== TASK TO CARRY OUT ==
Search the records below for the string "icon", and report each line that contains it.
********
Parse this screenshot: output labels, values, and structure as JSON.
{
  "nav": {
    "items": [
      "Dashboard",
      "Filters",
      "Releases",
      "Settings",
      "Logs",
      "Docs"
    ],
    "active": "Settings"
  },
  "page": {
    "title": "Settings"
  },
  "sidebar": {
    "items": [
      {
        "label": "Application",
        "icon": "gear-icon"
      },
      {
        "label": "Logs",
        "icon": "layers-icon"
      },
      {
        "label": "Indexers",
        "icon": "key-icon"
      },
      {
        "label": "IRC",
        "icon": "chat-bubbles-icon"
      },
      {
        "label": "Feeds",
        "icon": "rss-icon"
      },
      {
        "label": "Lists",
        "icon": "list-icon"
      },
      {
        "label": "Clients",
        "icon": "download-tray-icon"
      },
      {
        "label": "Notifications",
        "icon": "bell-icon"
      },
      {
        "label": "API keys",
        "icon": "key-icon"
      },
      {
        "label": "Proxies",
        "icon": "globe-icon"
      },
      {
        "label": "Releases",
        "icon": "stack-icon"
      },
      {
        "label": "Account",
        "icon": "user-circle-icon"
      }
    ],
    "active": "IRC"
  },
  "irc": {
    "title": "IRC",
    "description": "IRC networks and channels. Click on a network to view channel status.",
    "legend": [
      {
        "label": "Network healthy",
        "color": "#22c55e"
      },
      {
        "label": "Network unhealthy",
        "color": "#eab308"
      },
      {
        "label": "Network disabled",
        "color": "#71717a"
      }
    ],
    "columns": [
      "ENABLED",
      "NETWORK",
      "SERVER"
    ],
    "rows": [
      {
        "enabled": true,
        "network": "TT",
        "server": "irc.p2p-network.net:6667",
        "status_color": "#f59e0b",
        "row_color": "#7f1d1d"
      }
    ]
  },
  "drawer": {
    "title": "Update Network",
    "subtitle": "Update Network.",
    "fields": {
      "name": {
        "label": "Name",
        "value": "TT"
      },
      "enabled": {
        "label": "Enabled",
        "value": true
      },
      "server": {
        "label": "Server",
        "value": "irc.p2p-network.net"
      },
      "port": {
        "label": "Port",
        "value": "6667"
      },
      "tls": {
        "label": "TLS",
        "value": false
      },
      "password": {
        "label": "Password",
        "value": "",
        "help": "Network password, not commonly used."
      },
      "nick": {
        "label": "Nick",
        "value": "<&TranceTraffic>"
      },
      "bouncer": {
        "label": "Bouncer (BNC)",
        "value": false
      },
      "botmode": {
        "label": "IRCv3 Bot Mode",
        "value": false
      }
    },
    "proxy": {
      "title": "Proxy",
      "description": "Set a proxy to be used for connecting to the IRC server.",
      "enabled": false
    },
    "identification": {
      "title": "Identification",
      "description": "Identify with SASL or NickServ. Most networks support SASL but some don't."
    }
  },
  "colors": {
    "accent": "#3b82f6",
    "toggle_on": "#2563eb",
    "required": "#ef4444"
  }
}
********
== SOLUTION TO THIS TASK ==
        "icon": "gear-icon"
        "icon": "layers-icon"
        "icon": "key-icon"
        "icon": "chat-bubbles-icon"
        "icon": "rss-icon"
        "icon": "list-icon"
        "icon": "download-tray-icon"
        "icon": "bell-icon"
        "icon": "key-icon"
        "icon": "globe-icon"
        "icon": "stack-icon"
        "icon": "user-circle-icon"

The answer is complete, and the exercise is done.